-------- SUPPLIED MATERIAL --------

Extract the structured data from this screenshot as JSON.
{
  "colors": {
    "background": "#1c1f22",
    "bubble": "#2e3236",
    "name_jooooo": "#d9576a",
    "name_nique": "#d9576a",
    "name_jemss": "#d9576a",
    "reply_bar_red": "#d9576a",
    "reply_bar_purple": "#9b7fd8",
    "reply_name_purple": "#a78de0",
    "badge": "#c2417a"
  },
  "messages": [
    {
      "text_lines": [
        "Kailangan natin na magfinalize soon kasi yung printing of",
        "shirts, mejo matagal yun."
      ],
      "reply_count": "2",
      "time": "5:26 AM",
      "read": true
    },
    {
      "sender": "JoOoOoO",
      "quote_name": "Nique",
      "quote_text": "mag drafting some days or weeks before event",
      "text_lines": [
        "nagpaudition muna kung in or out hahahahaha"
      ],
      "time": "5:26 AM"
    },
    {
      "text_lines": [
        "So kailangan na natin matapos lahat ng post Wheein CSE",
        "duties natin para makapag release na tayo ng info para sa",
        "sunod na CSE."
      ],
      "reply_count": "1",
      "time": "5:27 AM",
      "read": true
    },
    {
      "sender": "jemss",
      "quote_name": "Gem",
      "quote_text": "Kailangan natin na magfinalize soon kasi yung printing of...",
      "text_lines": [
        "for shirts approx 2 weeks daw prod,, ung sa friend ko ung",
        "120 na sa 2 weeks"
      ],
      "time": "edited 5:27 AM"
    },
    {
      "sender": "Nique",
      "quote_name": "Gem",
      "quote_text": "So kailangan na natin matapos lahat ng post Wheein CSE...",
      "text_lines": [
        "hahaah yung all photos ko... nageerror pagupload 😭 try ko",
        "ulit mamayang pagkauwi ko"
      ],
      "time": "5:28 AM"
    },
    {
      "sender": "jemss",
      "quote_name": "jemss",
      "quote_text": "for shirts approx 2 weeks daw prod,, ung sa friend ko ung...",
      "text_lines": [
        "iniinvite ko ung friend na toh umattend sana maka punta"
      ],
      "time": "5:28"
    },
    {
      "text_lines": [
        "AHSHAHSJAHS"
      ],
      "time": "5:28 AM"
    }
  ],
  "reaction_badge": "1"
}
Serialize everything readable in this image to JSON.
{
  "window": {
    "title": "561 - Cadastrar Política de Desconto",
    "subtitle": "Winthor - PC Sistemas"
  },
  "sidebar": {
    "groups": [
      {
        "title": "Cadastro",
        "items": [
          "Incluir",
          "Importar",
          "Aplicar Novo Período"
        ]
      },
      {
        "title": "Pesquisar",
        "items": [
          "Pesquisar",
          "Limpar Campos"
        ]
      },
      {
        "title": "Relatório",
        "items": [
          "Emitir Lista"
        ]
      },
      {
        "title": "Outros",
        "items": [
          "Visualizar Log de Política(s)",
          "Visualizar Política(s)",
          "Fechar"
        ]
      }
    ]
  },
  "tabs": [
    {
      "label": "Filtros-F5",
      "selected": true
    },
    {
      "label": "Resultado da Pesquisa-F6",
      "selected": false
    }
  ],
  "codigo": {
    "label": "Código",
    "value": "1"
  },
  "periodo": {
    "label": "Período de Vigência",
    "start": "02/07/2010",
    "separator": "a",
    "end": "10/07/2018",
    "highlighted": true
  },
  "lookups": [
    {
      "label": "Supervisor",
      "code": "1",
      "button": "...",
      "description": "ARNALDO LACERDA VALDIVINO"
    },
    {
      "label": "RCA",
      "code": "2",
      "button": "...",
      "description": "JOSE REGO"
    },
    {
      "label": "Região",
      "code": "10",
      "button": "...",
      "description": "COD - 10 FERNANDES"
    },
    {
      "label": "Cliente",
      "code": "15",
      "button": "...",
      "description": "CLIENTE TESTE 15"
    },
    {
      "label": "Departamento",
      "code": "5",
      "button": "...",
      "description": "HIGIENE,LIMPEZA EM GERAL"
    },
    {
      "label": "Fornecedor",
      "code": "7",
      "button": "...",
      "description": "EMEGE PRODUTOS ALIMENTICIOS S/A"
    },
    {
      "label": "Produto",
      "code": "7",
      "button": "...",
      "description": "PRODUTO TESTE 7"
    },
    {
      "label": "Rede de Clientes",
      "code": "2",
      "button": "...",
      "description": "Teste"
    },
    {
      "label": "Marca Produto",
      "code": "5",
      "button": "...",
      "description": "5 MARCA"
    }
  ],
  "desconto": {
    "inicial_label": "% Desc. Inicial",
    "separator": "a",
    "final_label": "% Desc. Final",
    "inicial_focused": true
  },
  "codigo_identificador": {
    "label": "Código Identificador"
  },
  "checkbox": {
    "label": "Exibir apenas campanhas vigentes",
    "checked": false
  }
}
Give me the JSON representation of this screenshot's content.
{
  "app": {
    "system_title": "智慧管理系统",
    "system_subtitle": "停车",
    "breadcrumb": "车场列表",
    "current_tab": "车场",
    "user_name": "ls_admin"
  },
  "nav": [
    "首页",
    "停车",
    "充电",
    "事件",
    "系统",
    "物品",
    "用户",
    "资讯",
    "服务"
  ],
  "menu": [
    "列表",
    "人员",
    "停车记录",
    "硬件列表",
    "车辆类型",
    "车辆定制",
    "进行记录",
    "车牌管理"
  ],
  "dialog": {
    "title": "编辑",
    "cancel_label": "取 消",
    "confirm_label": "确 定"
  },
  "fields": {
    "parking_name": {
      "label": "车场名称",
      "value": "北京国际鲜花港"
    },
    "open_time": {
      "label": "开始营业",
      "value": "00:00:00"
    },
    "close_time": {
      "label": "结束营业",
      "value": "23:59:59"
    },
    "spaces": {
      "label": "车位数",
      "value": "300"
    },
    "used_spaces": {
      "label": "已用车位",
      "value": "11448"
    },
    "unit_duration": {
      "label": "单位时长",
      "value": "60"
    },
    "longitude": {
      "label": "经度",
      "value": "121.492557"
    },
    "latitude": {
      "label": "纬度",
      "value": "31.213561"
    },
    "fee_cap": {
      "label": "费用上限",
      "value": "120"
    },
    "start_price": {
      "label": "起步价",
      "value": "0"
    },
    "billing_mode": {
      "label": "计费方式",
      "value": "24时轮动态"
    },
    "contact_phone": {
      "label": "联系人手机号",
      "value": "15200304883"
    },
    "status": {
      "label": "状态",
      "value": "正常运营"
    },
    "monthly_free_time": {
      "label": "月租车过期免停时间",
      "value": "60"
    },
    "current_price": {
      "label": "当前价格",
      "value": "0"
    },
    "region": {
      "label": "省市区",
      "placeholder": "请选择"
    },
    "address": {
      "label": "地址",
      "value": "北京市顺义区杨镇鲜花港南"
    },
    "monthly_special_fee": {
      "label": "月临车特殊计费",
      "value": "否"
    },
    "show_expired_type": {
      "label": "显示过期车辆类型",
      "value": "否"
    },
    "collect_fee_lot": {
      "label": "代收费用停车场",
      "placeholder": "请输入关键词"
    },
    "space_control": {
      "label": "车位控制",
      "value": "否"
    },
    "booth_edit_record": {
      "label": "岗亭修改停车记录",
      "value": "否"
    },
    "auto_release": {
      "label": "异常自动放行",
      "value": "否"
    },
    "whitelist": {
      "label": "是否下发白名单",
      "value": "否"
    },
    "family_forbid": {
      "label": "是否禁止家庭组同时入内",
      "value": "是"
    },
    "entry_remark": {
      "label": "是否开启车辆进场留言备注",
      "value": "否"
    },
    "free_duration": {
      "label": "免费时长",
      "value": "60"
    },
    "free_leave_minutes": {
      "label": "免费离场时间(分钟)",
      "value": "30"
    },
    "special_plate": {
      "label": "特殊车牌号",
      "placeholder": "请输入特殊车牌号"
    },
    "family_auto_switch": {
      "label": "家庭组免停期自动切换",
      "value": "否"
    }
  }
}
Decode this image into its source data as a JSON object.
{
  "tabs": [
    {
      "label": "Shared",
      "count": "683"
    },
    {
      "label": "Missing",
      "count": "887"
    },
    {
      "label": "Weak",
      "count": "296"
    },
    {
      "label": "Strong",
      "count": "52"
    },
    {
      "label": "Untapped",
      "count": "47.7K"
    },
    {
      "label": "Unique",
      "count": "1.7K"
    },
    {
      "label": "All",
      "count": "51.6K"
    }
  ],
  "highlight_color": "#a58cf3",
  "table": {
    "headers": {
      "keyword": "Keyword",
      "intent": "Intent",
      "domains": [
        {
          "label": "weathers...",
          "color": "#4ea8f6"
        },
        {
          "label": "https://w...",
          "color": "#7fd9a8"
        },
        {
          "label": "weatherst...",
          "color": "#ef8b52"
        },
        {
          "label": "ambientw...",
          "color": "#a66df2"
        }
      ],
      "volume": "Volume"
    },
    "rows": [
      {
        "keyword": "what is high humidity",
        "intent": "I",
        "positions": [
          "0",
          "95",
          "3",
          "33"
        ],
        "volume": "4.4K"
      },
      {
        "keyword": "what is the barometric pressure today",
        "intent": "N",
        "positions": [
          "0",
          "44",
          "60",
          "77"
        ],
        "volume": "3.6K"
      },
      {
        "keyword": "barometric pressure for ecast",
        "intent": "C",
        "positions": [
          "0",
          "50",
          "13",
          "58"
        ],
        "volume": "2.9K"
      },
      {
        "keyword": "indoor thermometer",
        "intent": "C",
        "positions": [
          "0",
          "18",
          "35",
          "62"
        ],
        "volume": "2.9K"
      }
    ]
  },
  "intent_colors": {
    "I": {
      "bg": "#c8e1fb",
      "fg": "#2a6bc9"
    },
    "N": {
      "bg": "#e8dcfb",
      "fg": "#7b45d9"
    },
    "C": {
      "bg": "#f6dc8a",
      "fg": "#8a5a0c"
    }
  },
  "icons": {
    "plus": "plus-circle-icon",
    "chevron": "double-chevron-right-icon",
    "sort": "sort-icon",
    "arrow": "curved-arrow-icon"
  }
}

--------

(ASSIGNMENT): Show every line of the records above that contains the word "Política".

(RESPONSE AREA):
    "title": "561 - Cadastrar Política de Desconto",
          "Visualizar Log de Política(s)",
          "Visualizar Política(s)",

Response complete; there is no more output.